[Opening Extracted material section]

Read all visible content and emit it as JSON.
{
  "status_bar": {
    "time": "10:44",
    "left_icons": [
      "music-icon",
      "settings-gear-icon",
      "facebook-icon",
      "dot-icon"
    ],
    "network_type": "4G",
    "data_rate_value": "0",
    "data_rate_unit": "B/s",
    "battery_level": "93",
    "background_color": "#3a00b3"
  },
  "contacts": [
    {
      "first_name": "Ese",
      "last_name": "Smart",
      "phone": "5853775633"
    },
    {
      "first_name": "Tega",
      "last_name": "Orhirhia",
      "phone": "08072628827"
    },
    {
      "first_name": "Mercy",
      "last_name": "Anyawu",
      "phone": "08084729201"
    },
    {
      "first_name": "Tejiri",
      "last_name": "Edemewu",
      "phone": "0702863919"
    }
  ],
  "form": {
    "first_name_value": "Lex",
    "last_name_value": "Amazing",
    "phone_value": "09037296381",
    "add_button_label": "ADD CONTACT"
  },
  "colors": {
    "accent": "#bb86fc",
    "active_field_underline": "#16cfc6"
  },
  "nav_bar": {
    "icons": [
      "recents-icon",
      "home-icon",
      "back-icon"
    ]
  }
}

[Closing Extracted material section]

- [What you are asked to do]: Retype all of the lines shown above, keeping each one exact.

- [Reply]:
Read all visible content and emit it as JSON.
{
  "status_bar": {
    "time": "10:44",
    "left_icons": [
      "music-icon",
      "settings-gear-icon",
      "facebook-icon",
      "dot-icon"
    ],
    "network_type": "4G",
    "data_rate_value": "0",
    "data_rate_unit": "B/s",
    "battery_level": "93",
    "background_color": "#3a00b3"
  },
  "contacts": [
    {
      "first_name": "Ese",
      "last_name": "Smart",
      "phone": "5853775633"
    },
    {
      "first_name": "Tega",
      "last_name": "Orhirhia",
      "phone": "08072628827"
    },
    {
      "first_name": "Mercy",
      "last_name": "Anyawu",
      "phone": "08084729201"
    },
    {
      "first_name": "Tejiri",
      "last_name": "Edemewu",
      "phone": "0702863919"
    }
  ],
  "form": {
    "first_name_value": "Lex",
    "last_name_value": "Amazing",
    "phone_value": "09037296381",
    "add_button_label": "ADD CONTACT"
  },
  "colors": {
    "accent": "#bb86fc",
    "active_field_underline": "#16cfc6"
  },
  "nav_bar": {
    "icons": [
      "recents-icon",
      "home-icon",
      "back-icon"
    ]
  }
}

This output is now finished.